Sam Fowles provides legal counsel for MPs seeking to include human rights and environmental compliance in trade negotiations

12 May 2023

Planning and Environment

  • MPs support recommendations made by the Parliamentary Assembly of the Council of Europe (PACE) to give the environment and human rights the same treatment as investors in international trade agreements.
  • Cornerstone Barristers’ Dr Sam Fowles was legal counsel for PACE’s Rapporteur on Trade

MPs from the UK and Europe have joined together with other democracies to demand that international trade agreements embrace new and far-reaching protections for human rights and the environment.

The recommendations have been formulated over the past year by the Parliamentary Assembly of the Council of Europe (PACE), a body of 46 countries whose mission is to defend and champion democracy, human rights and the rule of law that was originally founded by Winston Churchill and others after the Second World War.
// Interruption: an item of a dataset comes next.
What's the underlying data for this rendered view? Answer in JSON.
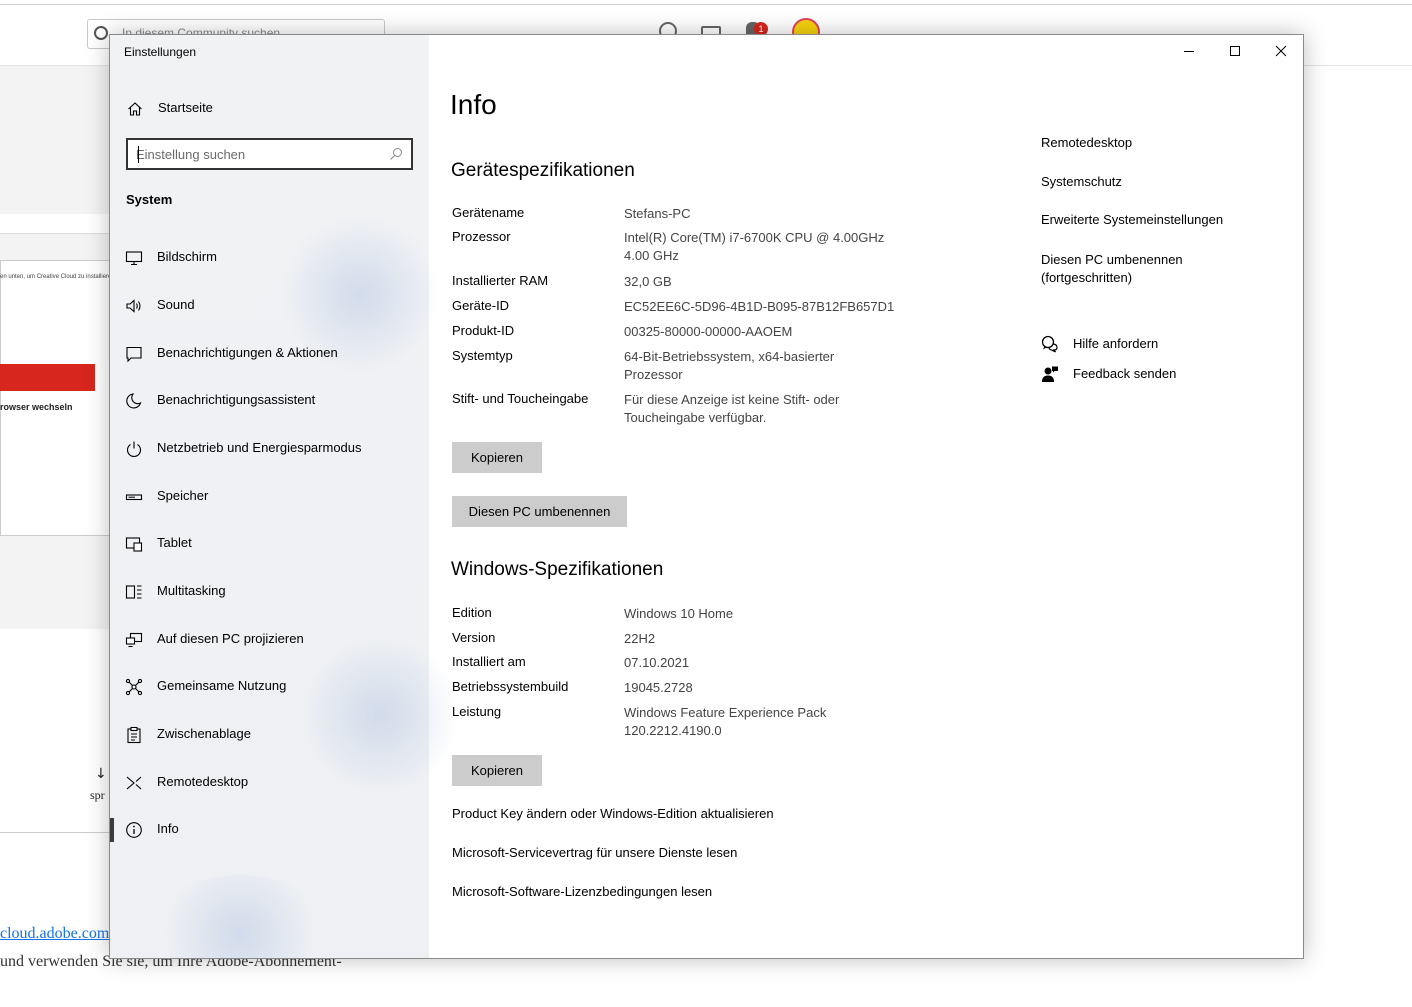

Cornerstone’s Sam Fowles served as legal counsel to PACE’s Rapporteur on Trade, Geraint Davies MP.

International trade and investment agreements aim to provide preferential terms of trade between state parties. Many also confer special rights on select groups, loosely defined as “international investors” (generally multi-national corporations). Such “investment protection provisions” give investors powers to sue national or local government if they take action to protect citizens’ public health and environment which impacts on investors’ future expected profits. The cases are generally tried in secret courts called Investor State Dispute Settlement (ISDS) arbitrations. These ISDS provisions have been used to overturn environmental protections, prevent governments from fining companies which pollute protected areas, block bans on tobacco advertising and intimidate new legislation. Citizens cannot benefit from ISDS in their own country.
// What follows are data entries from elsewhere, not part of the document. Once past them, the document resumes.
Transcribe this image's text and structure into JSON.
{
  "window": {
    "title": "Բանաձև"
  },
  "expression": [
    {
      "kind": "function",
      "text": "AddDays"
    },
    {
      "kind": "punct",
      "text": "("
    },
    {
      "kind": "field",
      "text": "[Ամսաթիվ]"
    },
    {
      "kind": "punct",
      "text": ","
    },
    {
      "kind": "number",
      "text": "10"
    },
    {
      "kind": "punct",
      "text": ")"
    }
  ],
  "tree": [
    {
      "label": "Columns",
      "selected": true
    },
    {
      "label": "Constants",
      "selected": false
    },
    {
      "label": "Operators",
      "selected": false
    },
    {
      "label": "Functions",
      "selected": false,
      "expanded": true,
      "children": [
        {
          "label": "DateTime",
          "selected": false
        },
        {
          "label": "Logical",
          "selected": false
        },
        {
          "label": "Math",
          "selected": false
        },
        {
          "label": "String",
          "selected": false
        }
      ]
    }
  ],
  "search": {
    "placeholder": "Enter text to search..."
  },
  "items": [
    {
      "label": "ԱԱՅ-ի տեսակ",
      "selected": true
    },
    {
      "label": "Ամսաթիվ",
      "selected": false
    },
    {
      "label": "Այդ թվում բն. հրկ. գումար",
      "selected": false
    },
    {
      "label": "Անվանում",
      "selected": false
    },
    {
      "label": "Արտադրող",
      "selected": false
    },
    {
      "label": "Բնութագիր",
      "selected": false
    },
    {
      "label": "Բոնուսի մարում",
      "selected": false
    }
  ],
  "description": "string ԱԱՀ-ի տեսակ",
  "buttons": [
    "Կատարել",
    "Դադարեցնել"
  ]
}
In 2020 a UK court found that such agreements could be used to force parliament to change UK law.

In 2015 the EU committed to moving away from ISDS and establishing an open and accountable “Investment Court System”. This followed the collapse of the Transatlantic Trade and Investment Partnership (TTIP), a proposed treaty between the EU and USA which would have dramatically expanded ISDS. Since Brexit, however, the UK has revived ISDS. With its accession to the Comprehensive and Progressive Agreements for Trans-Pacific Partnership (CPTPP) trade agreement, the UK has increased its liability to ISDS claims to its highest level in history. The deal has been criticised as “making a mockery of the UK’s climate ambitions” while adding just 0.08% to the economy.

PACE’s far-reaching new proposals aim to give the environment and human rights the same or better treatment than international investors.

Sam Fowles of Cornerstone Barristers served as counsel to the Rapporteur on Trade Geraint Davies MP. Fowles said:

“It’s been an honour to assist with the important work of Geraint Davies MP and others at the Council of Europe. The scale of their achievement should not be underestimated. Since Brexit (if not before) international trade and investment agreements have been dominated by secret meetings between unaccountable officials and ministers. For some time now, the sector has been dominated by agreements which take power and control out of the hands of ordinary people and provide little or no economic benefit. PACE’s proposals will put citizens at the centre of international trade.

“Trade and investment treaties have, for a long time, contained chapters purporting to protect human rights, the environment, and labour standards. But, without any meaningful mechanism to enforce those rights (and without any clear statement that they accrue to citizens, not governments), they were essentially meaningless commitments. For rights to be real they must be enforceable, and citizens must be trusted to enforce their own rights if governments don’t live up to their commitments. These proposals show how we can grow the economy and become “global Britain” (or “global France”, or “global Germany”, or “global any other country in Europe”) through embracing meaningful human rights, environmental protections, and labour standards in trade and investment agreements.

“While PACE’s motion is not binding on governments, it represents a powerful political and moral demand for a new approach.”

The recommendations were developed and presented by the PACE’s Rapporteur on Trade, Geraint Davies MP, who said:

“The balance of global power between fossil fuel investors and democracies is embedded in trade agreements and needs to change in favour of democracy, human rights and a sustainable global environment. These proposals in turn will have an impact on the balance of economic power between countries according to how quickly production is adjusted to become compliant with sustainability. These proposals adopted by the 46 member democracies of the Council of Europe, represent a turning point for all our futures. We cannot continue to export our manufacturing capability and jobs to foreign more carbon-intensive producers. China now produces more greenhouse gases than US and EU combined and these proposals will support, for instance, local electric-arc steel production in place of dirtier imported steel.

“Carbon border taxes and checking supply chains for human right abuse will reduce the loss of jobs from our democracies and provide the conditions to build stronger, greener economies which will help to both sustain our values and save our planet.

“If products which rely upon fossil fuels and human rights abuse are restricted then the future will be reshaped in favour of saving the planet and safeguarding universal human rights. This in turn will safeguard our democratic values on the basis of economic not military power.”

The recommendations by PACE can be read here.